If doing an upgrade, save a snapshot in case it fails. On a VM, take a snapshot. On a real machine with RAID1, break the mirror.

On old versions of Ubuntu <11.04 the upgrade process does not appear to check that there is sufficient space available before starting. Check that there is enough free space - U10.10 to U11.04 appears to need around 500MB (but if you have lots of packages could exceed 2GB).

Do the upgrade using "sudo do-release-upgrade". When asked whether to keep a configuration file or use the implementer's version, use "y" to select the latter. This ensures that the configuration file will be based on one appropriate for the current version of the code. A run of cl-system-update will apply the std Lab patches to configure them.

Central Management

The following subsections are intended for central administrators rather than users.

Local repository
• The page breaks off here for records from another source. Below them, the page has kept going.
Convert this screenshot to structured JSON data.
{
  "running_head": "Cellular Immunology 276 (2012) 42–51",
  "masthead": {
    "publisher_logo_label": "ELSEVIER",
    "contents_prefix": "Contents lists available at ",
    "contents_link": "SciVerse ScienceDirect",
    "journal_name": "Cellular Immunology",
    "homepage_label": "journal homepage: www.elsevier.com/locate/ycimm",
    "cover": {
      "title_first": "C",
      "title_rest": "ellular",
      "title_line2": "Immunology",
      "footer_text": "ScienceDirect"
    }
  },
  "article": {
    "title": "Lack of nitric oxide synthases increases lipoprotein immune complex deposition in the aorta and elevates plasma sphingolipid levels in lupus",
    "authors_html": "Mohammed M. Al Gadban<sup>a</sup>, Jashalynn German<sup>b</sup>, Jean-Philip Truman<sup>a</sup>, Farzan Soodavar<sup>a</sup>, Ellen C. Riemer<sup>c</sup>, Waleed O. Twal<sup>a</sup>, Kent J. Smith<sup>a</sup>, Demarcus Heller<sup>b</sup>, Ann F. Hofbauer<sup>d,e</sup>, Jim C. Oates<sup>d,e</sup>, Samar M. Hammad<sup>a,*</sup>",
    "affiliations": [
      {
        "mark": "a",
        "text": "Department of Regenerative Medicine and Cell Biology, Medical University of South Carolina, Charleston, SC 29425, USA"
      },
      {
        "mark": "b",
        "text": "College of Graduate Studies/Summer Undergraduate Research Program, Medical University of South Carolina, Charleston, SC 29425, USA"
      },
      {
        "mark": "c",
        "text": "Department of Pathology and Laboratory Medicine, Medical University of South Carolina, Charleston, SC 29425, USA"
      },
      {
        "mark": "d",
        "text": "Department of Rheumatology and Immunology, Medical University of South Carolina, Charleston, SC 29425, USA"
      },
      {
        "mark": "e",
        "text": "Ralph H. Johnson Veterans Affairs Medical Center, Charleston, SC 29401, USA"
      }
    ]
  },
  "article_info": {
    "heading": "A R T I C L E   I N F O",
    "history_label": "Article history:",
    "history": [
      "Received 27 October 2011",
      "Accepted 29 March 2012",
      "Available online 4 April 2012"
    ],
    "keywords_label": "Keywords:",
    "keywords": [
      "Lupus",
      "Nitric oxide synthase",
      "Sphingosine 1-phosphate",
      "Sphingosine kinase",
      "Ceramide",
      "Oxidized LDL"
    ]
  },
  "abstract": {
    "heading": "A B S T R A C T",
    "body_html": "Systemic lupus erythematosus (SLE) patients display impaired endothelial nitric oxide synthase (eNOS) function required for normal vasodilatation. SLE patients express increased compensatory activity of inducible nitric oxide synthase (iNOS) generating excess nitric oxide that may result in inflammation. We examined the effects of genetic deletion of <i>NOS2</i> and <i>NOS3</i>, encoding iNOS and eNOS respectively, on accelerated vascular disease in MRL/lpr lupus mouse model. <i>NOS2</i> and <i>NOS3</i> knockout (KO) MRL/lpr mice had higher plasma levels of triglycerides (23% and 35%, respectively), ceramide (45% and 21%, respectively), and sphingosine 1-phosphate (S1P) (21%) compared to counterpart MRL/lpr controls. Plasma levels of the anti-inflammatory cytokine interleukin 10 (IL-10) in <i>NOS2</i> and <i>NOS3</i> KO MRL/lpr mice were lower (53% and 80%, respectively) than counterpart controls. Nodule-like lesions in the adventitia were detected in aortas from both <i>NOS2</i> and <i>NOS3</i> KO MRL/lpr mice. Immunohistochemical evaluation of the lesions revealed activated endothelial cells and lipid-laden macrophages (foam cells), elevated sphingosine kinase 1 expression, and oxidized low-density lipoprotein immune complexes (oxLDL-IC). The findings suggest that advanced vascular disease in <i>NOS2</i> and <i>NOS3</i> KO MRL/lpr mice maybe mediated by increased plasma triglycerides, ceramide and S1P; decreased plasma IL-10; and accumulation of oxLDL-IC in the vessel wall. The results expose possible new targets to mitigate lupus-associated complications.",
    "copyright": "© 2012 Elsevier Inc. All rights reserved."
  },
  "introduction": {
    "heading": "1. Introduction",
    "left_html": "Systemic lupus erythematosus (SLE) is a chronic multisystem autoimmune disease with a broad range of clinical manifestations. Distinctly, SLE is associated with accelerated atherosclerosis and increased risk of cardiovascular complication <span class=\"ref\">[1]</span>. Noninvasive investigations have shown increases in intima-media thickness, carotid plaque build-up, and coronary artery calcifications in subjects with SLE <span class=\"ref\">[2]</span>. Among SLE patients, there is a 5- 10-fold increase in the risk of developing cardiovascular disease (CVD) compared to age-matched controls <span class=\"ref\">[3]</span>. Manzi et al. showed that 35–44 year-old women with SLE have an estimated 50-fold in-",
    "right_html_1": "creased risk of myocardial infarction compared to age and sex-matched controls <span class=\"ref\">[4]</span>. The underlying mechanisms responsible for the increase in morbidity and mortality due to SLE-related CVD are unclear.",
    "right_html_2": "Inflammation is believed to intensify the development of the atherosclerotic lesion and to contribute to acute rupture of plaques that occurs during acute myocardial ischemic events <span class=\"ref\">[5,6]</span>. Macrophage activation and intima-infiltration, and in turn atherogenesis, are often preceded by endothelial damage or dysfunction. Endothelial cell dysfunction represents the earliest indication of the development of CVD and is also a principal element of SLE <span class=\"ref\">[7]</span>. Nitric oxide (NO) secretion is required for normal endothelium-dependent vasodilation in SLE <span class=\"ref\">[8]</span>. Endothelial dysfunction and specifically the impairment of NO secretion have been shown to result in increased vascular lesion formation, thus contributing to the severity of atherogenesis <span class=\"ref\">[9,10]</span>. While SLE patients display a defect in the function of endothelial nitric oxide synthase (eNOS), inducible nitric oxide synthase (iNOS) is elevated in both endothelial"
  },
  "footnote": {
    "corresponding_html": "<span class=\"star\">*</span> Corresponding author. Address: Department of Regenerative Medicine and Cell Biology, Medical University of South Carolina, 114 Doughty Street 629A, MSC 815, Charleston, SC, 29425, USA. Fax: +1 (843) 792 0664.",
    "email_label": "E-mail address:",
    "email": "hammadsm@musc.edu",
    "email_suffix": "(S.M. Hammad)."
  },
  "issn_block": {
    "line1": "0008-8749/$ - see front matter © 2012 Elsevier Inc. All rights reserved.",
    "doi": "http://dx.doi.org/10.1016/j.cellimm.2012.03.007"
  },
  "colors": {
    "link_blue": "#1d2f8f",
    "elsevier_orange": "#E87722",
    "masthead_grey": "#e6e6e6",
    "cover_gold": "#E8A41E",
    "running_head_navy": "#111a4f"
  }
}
A local repository is being built to contain "extra" packages. dpkg-scanpackages is used to generate the Packages.bz25 files, whose checksums6 are recorded in Release, whose signature is recorded in Release.gpg.

See above for setting up a client to use the repository.

As ubuntu is moving away from Xen to KVM, getting linux-image-*-xen is becoming less easy. May need to copy from debian or launchpad into the local repository7.

Converting RPMs

Local RPMs can be converted to .deb packages using alien, e.g. using /usr/groups/linux/redhat/cl/RPM-noarch/make-deb. The script automatically performs the commands below.

Updating Packages*

After new packages are added, the Packages* files need to be regenerated, which can be done using /usr/groups/linux/debian/deb-rep.

secure apt

secure apt allows the checksum for the Packages* files to be put in the Release file, and have a detached signatire file Release.gpg signed using a Lab key. This is done using "make Release.gpg" in /usr/groups/linux/debian/repos/ (which deb-rep does).


Errors were encountered while processing: grub

/var/lib/dpkg/info/grub-pc.postinst does not use /dev/disk/by-uuid so may be unable to configure GrUB. There is a patch in /global/src/etc/manage-scripts/patches

Ubuntu 12.04 issues

Can't enter username on the login screen

11.10 and 12.04 use LightDM as display manager, and are configured to use a GUI login prompt that only permits selection of local users. You can change this by editing /etc/lightdm/lightdm.conf to have


or by installing lightdm-gtk-greeter, if it's not already installed, and changing the greeter-session line in /etc/lightdm/lightdm.conf to use it



  • 1 iso images may be found in /a/misc-nosnap1/distros/ubuntu/ (or debian/)

  • 2 had to unplug the external disc on swatch to avoid the GrUB install from crashing

  • 3 alternatively, on a new disc, let it use 'all' the disc as a single partition, then later shrink it down to 20GB

  • 4 should have a page describing what configuration should performed for all machines on a Lab network

  • 5 older clients may need .gz

  • 6 actually the checksum of Packages is needed, rather than that of Packages.bz2

  • 7 has xen install instructions via FV

SysInfo/Debian (last edited 2014-06-06 07:05:54 by host86-160-164-4)